Last week some friends and I went to Stinson, a town on the west coast of California, to go try a famous 8b/8b+ called Surf Safari. The perfect steep overhang the line is on is right next to the shoreline of the Pacific, which makes just being down there worthwhile. I warmed up on the easier moves of an 8a to the left of Surf Safari called Endless Bummer, which I later sent after I was warmed up. The next thing to do obviously was to get on Surf Safari. I got plenty of beta, and flashed every move by hanging each clip just to get each move down. My second and third go I really tried to send, and that day got pretty close, close enough for it to be all I could think about until I went back.
The Classic Beach Route - Nick Bradley

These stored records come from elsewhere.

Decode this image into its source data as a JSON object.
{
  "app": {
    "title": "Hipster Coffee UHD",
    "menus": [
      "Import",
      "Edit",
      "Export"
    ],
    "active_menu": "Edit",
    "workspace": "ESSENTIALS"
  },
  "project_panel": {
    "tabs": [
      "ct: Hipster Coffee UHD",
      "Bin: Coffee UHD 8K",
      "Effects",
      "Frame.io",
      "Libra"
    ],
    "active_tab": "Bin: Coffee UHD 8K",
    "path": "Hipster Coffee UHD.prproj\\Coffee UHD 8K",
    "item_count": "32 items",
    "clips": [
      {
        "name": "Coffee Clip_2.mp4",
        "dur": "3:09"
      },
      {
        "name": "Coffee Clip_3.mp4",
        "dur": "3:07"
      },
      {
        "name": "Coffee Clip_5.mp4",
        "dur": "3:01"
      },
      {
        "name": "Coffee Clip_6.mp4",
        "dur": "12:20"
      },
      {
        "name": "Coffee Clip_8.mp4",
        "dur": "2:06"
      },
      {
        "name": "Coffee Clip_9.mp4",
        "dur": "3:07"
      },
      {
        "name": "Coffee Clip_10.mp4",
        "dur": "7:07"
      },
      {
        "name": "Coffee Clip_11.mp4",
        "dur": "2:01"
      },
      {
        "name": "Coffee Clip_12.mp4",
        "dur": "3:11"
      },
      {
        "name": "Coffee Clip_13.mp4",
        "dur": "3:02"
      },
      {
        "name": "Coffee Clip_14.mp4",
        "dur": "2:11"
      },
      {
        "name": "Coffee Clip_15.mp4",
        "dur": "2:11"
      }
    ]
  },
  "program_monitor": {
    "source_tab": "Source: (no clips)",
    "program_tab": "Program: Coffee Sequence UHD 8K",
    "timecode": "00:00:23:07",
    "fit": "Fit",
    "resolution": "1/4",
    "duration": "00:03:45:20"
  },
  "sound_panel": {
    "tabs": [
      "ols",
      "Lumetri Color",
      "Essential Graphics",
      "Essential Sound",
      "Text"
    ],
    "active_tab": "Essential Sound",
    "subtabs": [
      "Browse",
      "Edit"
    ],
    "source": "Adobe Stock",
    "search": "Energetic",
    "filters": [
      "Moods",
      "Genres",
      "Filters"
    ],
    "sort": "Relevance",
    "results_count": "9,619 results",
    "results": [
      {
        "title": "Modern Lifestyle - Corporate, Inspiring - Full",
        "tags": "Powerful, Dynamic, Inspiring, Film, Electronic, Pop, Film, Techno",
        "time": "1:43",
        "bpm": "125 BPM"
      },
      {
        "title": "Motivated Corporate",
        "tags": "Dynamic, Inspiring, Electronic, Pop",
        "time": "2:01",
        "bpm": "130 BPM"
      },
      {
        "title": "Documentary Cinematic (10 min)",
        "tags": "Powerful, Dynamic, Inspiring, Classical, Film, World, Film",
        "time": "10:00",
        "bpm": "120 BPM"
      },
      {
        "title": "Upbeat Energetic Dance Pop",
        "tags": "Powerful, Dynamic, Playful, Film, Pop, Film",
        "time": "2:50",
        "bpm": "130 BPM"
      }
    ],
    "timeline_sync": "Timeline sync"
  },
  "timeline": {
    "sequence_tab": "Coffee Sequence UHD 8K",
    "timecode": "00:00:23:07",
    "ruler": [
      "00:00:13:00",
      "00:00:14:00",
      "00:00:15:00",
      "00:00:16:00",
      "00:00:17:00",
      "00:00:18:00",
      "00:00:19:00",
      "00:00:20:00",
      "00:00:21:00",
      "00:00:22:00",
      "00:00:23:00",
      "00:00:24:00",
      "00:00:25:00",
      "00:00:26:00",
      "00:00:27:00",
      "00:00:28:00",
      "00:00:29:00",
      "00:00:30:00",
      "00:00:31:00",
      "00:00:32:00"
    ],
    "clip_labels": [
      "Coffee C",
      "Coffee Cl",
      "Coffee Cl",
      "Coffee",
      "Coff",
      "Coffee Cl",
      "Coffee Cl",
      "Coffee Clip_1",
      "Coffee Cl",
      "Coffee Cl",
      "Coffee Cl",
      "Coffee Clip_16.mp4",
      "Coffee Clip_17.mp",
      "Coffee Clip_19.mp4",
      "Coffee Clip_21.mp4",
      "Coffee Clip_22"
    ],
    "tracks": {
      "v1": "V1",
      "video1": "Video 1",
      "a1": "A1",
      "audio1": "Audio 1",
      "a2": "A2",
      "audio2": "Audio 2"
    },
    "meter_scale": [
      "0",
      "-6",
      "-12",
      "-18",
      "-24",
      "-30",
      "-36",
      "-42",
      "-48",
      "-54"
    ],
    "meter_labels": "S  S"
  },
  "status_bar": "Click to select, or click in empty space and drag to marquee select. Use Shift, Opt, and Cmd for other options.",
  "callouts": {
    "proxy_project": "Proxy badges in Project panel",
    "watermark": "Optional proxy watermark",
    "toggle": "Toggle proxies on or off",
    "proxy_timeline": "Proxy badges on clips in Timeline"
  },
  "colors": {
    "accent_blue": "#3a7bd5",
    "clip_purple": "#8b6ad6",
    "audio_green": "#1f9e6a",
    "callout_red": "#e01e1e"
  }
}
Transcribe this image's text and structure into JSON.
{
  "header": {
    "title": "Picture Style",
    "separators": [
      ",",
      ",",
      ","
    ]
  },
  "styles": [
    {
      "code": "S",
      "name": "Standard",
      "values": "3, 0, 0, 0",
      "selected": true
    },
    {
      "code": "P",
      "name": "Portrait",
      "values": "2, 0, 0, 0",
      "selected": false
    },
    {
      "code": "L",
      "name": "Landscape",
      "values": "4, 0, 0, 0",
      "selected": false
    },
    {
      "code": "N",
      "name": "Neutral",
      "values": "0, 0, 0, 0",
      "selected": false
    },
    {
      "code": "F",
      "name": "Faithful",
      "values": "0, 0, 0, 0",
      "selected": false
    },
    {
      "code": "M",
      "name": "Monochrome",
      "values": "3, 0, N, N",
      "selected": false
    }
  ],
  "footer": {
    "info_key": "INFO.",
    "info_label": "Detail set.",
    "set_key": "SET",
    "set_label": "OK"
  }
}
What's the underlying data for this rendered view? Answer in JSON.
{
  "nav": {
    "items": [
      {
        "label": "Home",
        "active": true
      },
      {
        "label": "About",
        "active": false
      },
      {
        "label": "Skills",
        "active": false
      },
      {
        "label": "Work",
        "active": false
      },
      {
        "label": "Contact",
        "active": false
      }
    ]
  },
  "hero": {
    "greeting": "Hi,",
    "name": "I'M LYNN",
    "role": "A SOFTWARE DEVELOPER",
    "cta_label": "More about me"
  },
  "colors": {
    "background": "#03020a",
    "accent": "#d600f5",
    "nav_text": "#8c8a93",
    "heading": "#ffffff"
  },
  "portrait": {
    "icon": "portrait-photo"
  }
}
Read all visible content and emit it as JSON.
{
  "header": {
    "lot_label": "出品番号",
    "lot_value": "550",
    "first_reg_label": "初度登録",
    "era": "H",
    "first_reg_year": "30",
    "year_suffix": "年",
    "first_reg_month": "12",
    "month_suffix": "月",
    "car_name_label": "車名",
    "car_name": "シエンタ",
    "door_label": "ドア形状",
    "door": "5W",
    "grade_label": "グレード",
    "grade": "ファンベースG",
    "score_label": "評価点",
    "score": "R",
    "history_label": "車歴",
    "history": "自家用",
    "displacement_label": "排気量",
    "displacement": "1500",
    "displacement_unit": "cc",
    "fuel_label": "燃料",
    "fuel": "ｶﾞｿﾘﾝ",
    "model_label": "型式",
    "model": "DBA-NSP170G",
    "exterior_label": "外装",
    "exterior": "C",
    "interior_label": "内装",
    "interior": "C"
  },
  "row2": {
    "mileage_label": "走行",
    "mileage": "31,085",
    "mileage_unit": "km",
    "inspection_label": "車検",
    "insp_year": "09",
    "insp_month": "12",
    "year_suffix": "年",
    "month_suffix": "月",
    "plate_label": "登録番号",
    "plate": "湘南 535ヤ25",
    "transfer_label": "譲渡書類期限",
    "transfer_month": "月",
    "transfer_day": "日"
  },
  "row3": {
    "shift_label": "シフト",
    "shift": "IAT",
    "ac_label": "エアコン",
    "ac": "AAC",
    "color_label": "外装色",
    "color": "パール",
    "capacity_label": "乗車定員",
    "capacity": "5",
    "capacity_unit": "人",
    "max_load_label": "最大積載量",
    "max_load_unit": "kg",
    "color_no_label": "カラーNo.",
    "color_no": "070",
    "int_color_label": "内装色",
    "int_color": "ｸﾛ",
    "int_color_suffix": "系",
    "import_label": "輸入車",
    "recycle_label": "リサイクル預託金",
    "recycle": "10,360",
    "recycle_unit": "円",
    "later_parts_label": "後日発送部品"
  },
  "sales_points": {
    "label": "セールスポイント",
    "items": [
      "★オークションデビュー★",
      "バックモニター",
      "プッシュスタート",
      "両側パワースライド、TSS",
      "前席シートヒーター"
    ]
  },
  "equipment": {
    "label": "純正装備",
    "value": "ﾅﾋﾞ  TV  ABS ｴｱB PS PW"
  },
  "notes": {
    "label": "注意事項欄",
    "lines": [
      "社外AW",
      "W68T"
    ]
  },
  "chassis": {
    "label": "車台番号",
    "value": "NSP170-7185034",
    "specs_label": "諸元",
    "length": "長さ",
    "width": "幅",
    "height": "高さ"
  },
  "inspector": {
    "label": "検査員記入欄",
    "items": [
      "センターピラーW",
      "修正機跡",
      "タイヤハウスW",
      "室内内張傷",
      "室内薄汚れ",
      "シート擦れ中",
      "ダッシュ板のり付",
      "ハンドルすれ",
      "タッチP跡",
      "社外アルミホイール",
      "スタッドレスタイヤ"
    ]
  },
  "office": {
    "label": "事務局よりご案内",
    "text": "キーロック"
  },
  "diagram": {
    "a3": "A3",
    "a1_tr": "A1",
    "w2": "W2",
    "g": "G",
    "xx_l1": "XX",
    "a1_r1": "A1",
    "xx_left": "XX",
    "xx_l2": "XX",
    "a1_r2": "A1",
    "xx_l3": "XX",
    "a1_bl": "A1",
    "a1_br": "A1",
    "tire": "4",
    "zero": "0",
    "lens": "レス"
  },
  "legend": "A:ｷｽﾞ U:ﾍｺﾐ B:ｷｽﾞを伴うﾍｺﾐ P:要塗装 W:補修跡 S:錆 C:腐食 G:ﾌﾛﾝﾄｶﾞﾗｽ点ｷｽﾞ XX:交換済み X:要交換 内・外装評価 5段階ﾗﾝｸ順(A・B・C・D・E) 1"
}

I've been training and training and training trying to take back my National title, and to make this year by far my best. All Surf Safari did was encourage me even more. We finally went back just a few days ago, and I just had to do it. I had heard that when Chris Sharma was 16 years old, he did it, making it the youngest accent. More encouragement. I warmed up by doing the route clip-to-clip, so I didn't get pumped, and could still work the moves. I gave it the first real go of the day, and despite how shaky and horrible I felt, I managed to fall on the very last hard move. After that, I repeated doing that about three times. It was late, but I decided to give it another go, just because. Turns out "One more go," ended up being the go that I sent! I finally got to get on some nice quality outdoor routes, and it paid off! Surf Safari became my first 8b! Too bad I can't just say 8b+ because of the slash grade (8b/+), but I guess I'll just have to do one then! I could possibly be the youngest to ever climb Surf Safari, but who knows.. Crazy. So happy I had the chance to climb such a classic as this one. Mickey's Beach Arete 8b+ next!